(Beginning of Records for this task)

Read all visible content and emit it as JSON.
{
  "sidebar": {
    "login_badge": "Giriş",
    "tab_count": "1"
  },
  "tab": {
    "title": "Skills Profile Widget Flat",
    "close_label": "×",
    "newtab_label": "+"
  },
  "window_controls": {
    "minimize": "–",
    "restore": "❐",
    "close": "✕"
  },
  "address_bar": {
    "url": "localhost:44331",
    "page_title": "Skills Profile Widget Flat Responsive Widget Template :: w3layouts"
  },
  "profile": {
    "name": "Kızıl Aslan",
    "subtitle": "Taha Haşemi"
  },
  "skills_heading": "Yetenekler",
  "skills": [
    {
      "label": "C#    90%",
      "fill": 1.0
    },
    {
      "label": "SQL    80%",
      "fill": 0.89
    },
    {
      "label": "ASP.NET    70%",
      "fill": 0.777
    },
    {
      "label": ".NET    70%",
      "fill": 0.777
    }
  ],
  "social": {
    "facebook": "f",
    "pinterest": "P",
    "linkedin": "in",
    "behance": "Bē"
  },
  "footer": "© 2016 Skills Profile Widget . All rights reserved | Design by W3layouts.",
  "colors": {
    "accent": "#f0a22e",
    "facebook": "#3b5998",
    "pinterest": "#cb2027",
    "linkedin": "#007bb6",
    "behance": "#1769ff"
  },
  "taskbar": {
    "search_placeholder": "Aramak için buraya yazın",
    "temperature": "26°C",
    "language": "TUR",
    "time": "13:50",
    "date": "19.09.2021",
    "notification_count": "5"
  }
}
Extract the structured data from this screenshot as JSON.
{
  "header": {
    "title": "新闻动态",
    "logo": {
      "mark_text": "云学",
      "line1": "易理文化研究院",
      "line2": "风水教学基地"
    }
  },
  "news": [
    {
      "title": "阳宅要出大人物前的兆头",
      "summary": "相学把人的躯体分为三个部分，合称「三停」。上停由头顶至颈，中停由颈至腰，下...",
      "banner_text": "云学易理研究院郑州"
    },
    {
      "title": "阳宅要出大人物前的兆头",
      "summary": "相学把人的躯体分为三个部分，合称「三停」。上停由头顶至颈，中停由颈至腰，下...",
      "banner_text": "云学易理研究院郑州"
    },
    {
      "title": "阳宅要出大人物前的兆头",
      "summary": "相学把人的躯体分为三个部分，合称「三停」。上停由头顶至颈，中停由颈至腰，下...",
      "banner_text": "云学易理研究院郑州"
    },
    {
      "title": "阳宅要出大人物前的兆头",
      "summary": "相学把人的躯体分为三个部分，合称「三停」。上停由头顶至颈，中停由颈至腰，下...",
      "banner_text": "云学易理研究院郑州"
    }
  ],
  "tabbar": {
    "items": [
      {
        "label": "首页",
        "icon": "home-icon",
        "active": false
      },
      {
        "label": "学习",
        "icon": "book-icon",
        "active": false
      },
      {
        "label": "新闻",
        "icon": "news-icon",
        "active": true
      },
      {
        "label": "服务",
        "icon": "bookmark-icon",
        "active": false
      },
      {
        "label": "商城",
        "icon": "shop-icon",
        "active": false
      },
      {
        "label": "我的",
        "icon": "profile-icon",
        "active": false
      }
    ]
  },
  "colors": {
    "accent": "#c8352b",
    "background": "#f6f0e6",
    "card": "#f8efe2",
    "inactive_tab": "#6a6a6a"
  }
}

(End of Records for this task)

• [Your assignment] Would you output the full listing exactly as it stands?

• [Your solution]
Read all visible content and emit it as JSON.
{
  "sidebar": {
    "login_badge": "Giriş",
    "tab_count": "1"
  },
  "tab": {
    "title": "Skills Profile Widget Flat",
    "close_label": "×",
    "newtab_label": "+"
  },
  "window_controls": {
    "minimize": "–",
    "restore": "❐",
    "close": "✕"
  },
  "address_bar": {
    "url": "localhost:44331",
    "page_title": "Skills Profile Widget Flat Responsive Widget Template :: w3layouts"
  },
  "profile": {
    "name": "Kızıl Aslan",
    "subtitle": "Taha Haşemi"
  },
  "skills_heading": "Yetenekler",
  "skills": [
    {
      "label": "C#    90%",
      "fill": 1.0
    },
    {
      "label": "SQL    80%",
      "fill": 0.89
    },
    {
      "label": "ASP.NET    70%",
      "fill": 0.777
    },
    {
      "label": ".NET    70%",
      "fill": 0.777
    }
  ],
  "social": {
    "facebook": "f",
    "pinterest": "P",
    "linkedin": "in",
    "behance": "Bē"
  },
  "footer": "© 2016 Skills Profile Widget . All rights reserved | Design by W3layouts.",
  "colors": {
    "accent": "#f0a22e",
    "facebook": "#3b5998",
    "pinterest": "#cb2027",
    "linkedin": "#007bb6",
    "behance": "#1769ff"
  },
  "taskbar": {
    "search_placeholder": "Aramak için buraya yazın",
    "temperature": "26°C",
    "language": "TUR",
    "time": "13:50",
    "date": "19.09.2021",
    "notification_count": "5"
  }
}
Extract the structured data from this screenshot as JSON.
{
  "header": {
    "title": "新闻动态",
    "logo": {
      "mark_text": "云学",
      "line1": "易理文化研究院",
      "line2": "风水教学基地"
    }
  },
  "news": [
    {
      "title": "阳宅要出大人物前的兆头",
      "summary": "相学把人的躯体分为三个部分，合称「三停」。上停由头顶至颈，中停由颈至腰，下...",
      "banner_text": "云学易理研究院郑州"
    },
    {
      "title": "阳宅要出大人物前的兆头",
      "summary": "相学把人的躯体分为三个部分，合称「三停」。上停由头顶至颈，中停由颈至腰，下...",
      "banner_text": "云学易理研究院郑州"
    },
    {
      "title": "阳宅要出大人物前的兆头",
      "summary": "相学把人的躯体分为三个部分，合称「三停」。上停由头顶至颈，中停由颈至腰，下...",
      "banner_text": "云学易理研究院郑州"
    },
    {
      "title": "阳宅要出大人物前的兆头",
      "summary": "相学把人的躯体分为三个部分，合称「三停」。上停由头顶至颈，中停由颈至腰，下...",
      "banner_text": "云学易理研究院郑州"
    }
  ],
  "tabbar": {
    "items": [
      {
        "label": "首页",
        "icon": "home-icon",
        "active": false
      },
      {
        "label": "学习",
        "icon": "book-icon",
        "active": false
      },
      {
        "label": "新闻",
        "icon": "news-icon",
        "active": true
      },
      {
        "label": "服务",
        "icon": "bookmark-icon",
        "active": false
      },
      {
        "label": "商城",
        "icon": "shop-icon",
        "active": false
      },
      {
        "label": "我的",
        "icon": "profile-icon",
        "active": false
      }
    ]
  },
  "colors": {
    "accent": "#c8352b",
    "background": "#f6f0e6",
    "card": "#f8efe2",
    "inactive_tab": "#6a6a6a"
  }
}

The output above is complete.